→ **EXERCISE DIRECTIONS**
For the entries that follow, say how many lines hold the string "title", with nothing else in the reply.

→ **DATA SUPPLIED**

*** Block opens ***

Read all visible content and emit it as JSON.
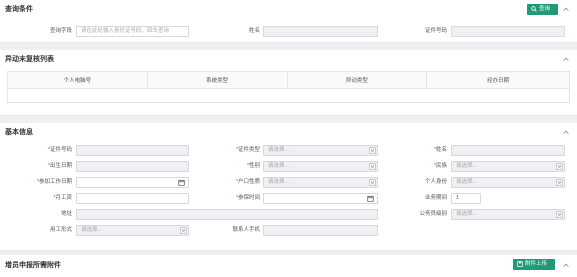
{
  "query": {
    "title": "查询条件",
    "search_button": "查询",
    "field_label": "查询字段",
    "field_placeholder": "请在此处输入身份证号码，回车查询",
    "name_label": "姓名",
    "id_label": "证件号码"
  },
  "pending": {
    "title": "异动未复核列表",
    "columns": [
      "个人电脑号",
      "系统类型",
      "异动类型",
      "经办日期"
    ]
  },
  "basic": {
    "title": "基本信息",
    "select_placeholder": "请选择...",
    "labels": {
      "id_number": "证件号码",
      "id_type": "证件类型",
      "name": "姓名",
      "birth_date": "出生日期",
      "gender": "性别",
      "ethnicity": "民族",
      "work_start_date": "参加工作日期",
      "household": "户口性质",
      "identity": "个人身份",
      "wage": "月工资",
      "insured_time": "参保时间",
      "business_period": "业务期间",
      "address": "地址",
      "civil_level": "公务员级别",
      "employment_form": "用工形式",
      "contact_phone": "联系人手机"
    },
    "business_period_value": "1"
  },
  "attachments": {
    "title": "增员申报所需附件",
    "upload_button": "附件上传"
  },
  "colors": {
    "accent_green": "#1e9b74",
    "required_red": "#e84b3c",
    "readonly_bg": "#eef0f3"
  }
}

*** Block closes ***

→ **REPLY TO THE EXERCISE**
4